pretty good then just leave it. Don't start tweaking all the faders again.
For this reason, try to avoid "inviting" important people to audition the mix in the morning.
They can listen to it later. The morning session is for you alone (and perhaps a trusted
friend or colleague). The last thing you want is half the band turning up, along with all the
record company representatives. Before you know it you'll have every fool playing with the
faders trying to make their mark on the mix. The mix is finished at this point and should
be considered sacred unless something is badly wrong.
If you feel that you must make changes to the mix, before you do so, it is vital that you
compare the mix you did last night with how it sounds this morning. The two should naturally - be identical. Play them back simultaneously and switch between them making
sure that they are identical in every respect before you start to change anything. Better
still, on an all-digital digital system (a trick I've only discovered recently), blend last nights
mix out of phase with the mix as it is now. The two should cancel out and you should hear
total silence (apart from any effects or reverb that have a degree of randomisation in their
I've nearly sent a mix (on more than one occasion) with "just one change" off to the
mastering room, and then discovered (at the last minute - whilst waiting for the taxi to
come and take the tape to the mastering room), that the mix is missing an important
instrument because a "mute" button has somehow accidentally been knocked between the
night before and now, or that an important effect is missing because of a dodgy patch
cord. So you can understand why I stress that ideally you should leave the mix well alone,
rather than make changes.

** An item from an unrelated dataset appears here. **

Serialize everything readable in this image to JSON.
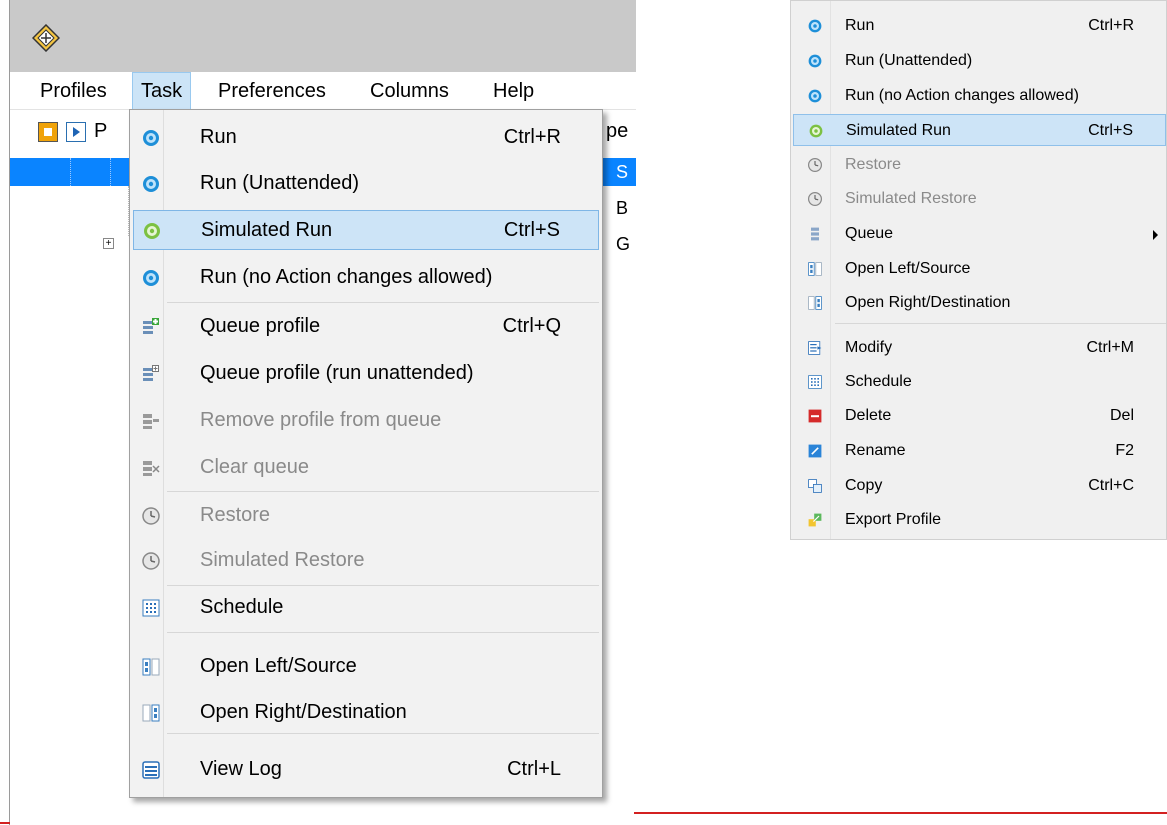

If - a couple of days later - you genuinely feel that some very slight tweak is really
necessary, just mention it to the mastering engineer, and they will EQ, compress or
otherwise process the final mixed stereo recording to bring out (or suppress) the things
needed in order to get to the result that you want. At this late stage, this tends to produce
better results than making ad-hoc changes to the mix setup itself, and because the entire
mix is being processed, it tends to minimise the "chain reaction" effect that can otherwise
occur as a result of trying to re-balance the original mix faders.
It's also beneficial in the sense that the mastering engineer will be hearing the mix with a
totally fresh set of ears and may even urge you to consider leaving the recording alone if
they believe that the balance is good enough without further reprocessing.
In some ways, mastering engineers are the "doctors" of the mixing world: "Doctor, I think
my mix is unwell!". "Really? Let me have a look... I see... That's nothing serious, so try not
to worry. Just take two of these frequencies and see me in the morning..."
Mastering can be a very reassuring experience.
I hope this article has given you an insight into the art of mixing, and that it helps
you create great mixes in future!